The Commercial Situation

by | Jul 28, 2020 | Business, Hampstead, Holly Ridge, Real Estate, Relocate, Work

Demand is up and availability is down on commercial properties in Hampstead, Holly Ridge, Surf City and Sneads Ferry.

Driving through Hampstead and Holly Ridge on Highway 17, you will see dozens of signs listing commercial property for sale. Most of that property, though, is undeveloped. Businesses searching for existing structures for sale or lease in the area are challenged to find anything available, much less a facility that suits their specific needs.

Local commercial real estate agents, including Treasure Realty’s Tim Baker, say emphatically that demand is up and availability is down. The area encompassing Hampstead, Holly Ridge, Surf City and Sneads Ferry has been growing significantly in the past few years. More residential homes are being built, more people are moving in, and more new businesses will follow.

Baker says there is a lot of vacant land for sale, but “buying the dirt is the easy part.” Buying the land, he adds, is “a small percentage of what the investment will be.” There are the costs of infrastructure and construction and the need to meet the state’s built-upon area (BUA) laws that can be restrictive in this area.

Mike Nadeau, with Creative Commercial Properties, says that the commercial situation in this area is a little different from cities like Wilmington because there is not “much of a commercial history so there aren’t a lot of spaces from back when.” That adds to the scarcity of office buildings and retail space.

Finding an office to lease is even more of a challenge. There are a few medical offices that have been vacated by practices and have been absorbed or merged with other practices, Nadeau states. His firm does have one office space for lease on Highway 17 that was formerly a small medical practice. He notes that the number of medical practices in the area has dropped dramatically.

On the other hand, many small businesses are looking for space even if their operations are not client-facing. They may just need more room for a business that was started in a home office or because they’ve hired employees. That kind of space is rare in the area. Baker says there is no commercial property for rent today in Sneads Ferry and very little in the other towns.

Retail space can be found in a few established shopping centers in Hampstead and Surf City. The relatively new Publix shopping center has available space. Baker adds that many businesses will take an existing space even though it “might not fit exactly what they’re looking for, but they are willing to upfit to make it work.”

With the increased demand for leased space, prices are also increasing. Nadeau says that generally speaking, office rents are in the middle teens, around $15 per square foot per year. He also explains that part of the reason commercial space is so hard to find is that the commercial zone is confined to the area approximately 500 feet from the road on highways 17 and 210 and a few side roads. Most of the other property in the area is zoned residential.

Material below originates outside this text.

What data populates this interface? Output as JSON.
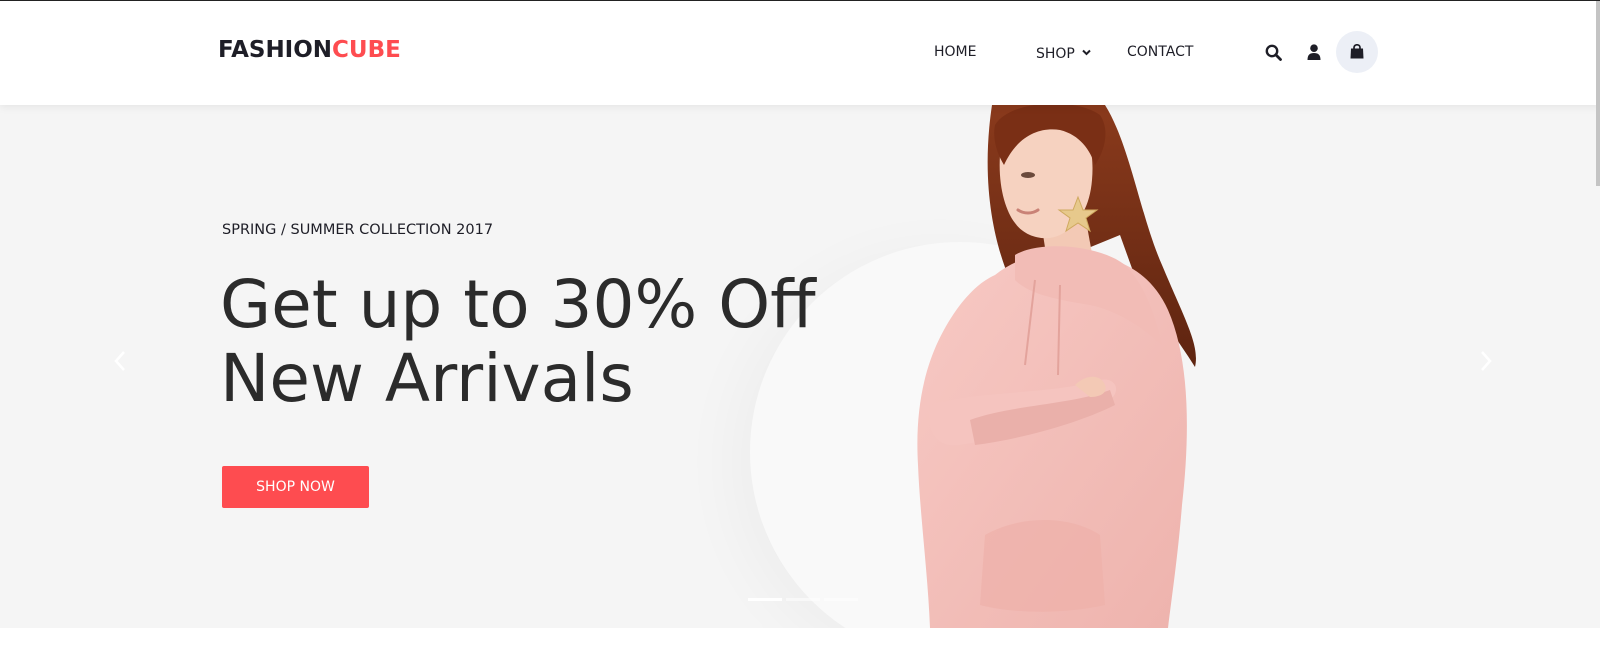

Bryce Morrison, Jr., with Cape Fear Commercial, says that the residential growth in Hampstead “generates the need for more commercial businesses there.” He believes that the Hampstead Bypass will actually “expand the need for commercial space even more.”

Morrison notes that Surf City’s first commercial retail project was the Gateway shopping center, which attracted small community retailers as well as a Family Dollar and a Sherwin-Williams store. More national brands started moving into the area with the Walmart Neighborhood store as well as the McDonald’s and CVS stores on that corner of highways 210 and 50.

“Surf City had enough foresight to invest a lot of money in their sewer system years ago and that helped attract commercial businesses,” Morrison says.

He agrees that there is a steady demand and not much supply, particularly in growing areas like Hampstead, but he says that some smaller office development projects are popping up. Some businesses are moving into spaces that are larger than they need and then renting out office space in that building until they are ready to expand.

The commercial demand and opportunity follow the residential growth of an area. As Baker points out, Sneads Ferry, Holly Ridge and Surf City, in particular, will see an increase in that residential growth soon as the Marine Corps is increasing its presence in the area. Subsequently, the demand for commercial space will also increase.

“The Hampstead Bypass is projected to be a tremendous positive for traffic,” Nadeau says, and since most businesses in the area serve the local market, it shouldn’t make an impact on Hampstead commercially. He adds, “We’ll be just fine.”

About the author

Pat Fontana

Pat Fontana

I am a business writer and communications workshop leader. My business, WordsWorking, and my recently published book, Talk to Me Like I’m a Human, focus on improving workplace communications, concentrating on the fundamentals of human interactions. I developed, write about and train on the concept of REAL Communications, encouraging others to communicate with Respect and Empathy, paying close Attention and Listening with intent. I can be reached at